Stress: A Health Hazard in the Path to a Long Life

Have you encountered a time in your life more stressful than the present?
Who doesn’t feel stress related to work, finances, or their health?
Or, who doesn’t feel stress related to raising your children or caring for aging parents?

As a physician, I observe my patients being inundated with information from the Internet, text messages, and social media; it’s no wonder our society is seeking all kinds of ways to chill out!

As I was anticipating writing this blog, I found myself in our local supermarket buying a card for my wife. As I turned around, I gazed at the rack of magazines and noticed no less than five different covers with large capital letters spelling out “MINDFULNESS,” suggesting to me that the magazine publishers are also aware of the stress our society suffers every day.

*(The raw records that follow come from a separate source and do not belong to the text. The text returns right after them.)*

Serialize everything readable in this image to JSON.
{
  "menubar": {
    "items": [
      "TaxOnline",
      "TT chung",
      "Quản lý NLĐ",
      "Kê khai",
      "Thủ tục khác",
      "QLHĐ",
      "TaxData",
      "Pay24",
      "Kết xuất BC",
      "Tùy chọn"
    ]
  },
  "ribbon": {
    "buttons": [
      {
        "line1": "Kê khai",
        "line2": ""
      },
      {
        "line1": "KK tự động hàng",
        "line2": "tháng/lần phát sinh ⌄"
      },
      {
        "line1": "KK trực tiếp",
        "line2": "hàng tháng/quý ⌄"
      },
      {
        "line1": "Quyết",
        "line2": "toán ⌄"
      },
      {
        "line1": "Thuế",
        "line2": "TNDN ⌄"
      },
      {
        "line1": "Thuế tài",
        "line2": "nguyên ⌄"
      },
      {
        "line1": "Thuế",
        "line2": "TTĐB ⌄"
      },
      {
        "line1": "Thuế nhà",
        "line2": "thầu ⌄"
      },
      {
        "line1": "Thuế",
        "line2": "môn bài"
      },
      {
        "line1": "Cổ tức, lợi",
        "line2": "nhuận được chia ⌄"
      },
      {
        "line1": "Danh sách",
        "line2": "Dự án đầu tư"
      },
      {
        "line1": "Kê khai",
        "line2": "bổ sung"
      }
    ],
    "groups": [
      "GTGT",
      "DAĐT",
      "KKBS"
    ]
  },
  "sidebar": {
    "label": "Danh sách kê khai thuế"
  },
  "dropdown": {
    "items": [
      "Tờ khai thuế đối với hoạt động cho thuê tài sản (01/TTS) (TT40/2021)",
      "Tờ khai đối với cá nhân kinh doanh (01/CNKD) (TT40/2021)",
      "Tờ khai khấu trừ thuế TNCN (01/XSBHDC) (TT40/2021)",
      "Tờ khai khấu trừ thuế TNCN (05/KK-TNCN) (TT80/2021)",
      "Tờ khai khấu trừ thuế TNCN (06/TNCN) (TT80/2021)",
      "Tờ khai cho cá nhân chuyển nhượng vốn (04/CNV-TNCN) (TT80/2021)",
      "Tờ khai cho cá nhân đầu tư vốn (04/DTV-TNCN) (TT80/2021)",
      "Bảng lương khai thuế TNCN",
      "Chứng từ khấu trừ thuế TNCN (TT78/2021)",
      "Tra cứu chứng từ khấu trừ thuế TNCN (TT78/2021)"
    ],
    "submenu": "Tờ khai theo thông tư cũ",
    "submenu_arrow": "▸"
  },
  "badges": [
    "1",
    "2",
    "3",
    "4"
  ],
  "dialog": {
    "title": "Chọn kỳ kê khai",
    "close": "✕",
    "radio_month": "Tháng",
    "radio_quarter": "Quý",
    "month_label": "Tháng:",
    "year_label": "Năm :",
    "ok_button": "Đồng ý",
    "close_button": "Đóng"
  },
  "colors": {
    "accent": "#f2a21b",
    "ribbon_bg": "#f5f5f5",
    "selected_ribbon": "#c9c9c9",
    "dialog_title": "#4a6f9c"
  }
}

From the medical/science perspective, there is clear evidence regarding the negative impact of STRESS.

Acute and chronic stress triggers reactions in our bodies that release neurochemicals and hormones, eliciting increases in heart rate and blood pressure – known promoters of vascular disease and heart attacks. In addition, one of those stress hormones, Cortisol, contributes to the inflammatory reaction our body takes to fight intruders. This hormone can lead to the development of cancer, cardiovascular diseases, and neurodegenerative diseases such as Alzheimer’s disease and Parkinson’s disease.

For the most part, though it may sound simplistic, I advise my patients, friends and family to identify the cause of the stress then find ways to avoid it. It might be to speak up to get something off your chest; or more drastic measures may be to change jobs; or if its a financial stress, analyze and adjust your financial situation in a manner as to reduce the stress it provokes.

What are some of the ways that help you de-stress and get calm?

I often say that the opposite of stress is relaxation. One of the key strategies to get into a more relaxed state is through meditation and/or mindfulness. Yoga, physical activity, or other focused activities are also helpful to reduce stress. Whatever the strategies are, in my next blog, I will address the burgeoning arena of mindfulness and discuss other methods and strategies to apply to your daily routines, helping you reduce stress in your life.

To a long and healthy life,
David Bernstein, MD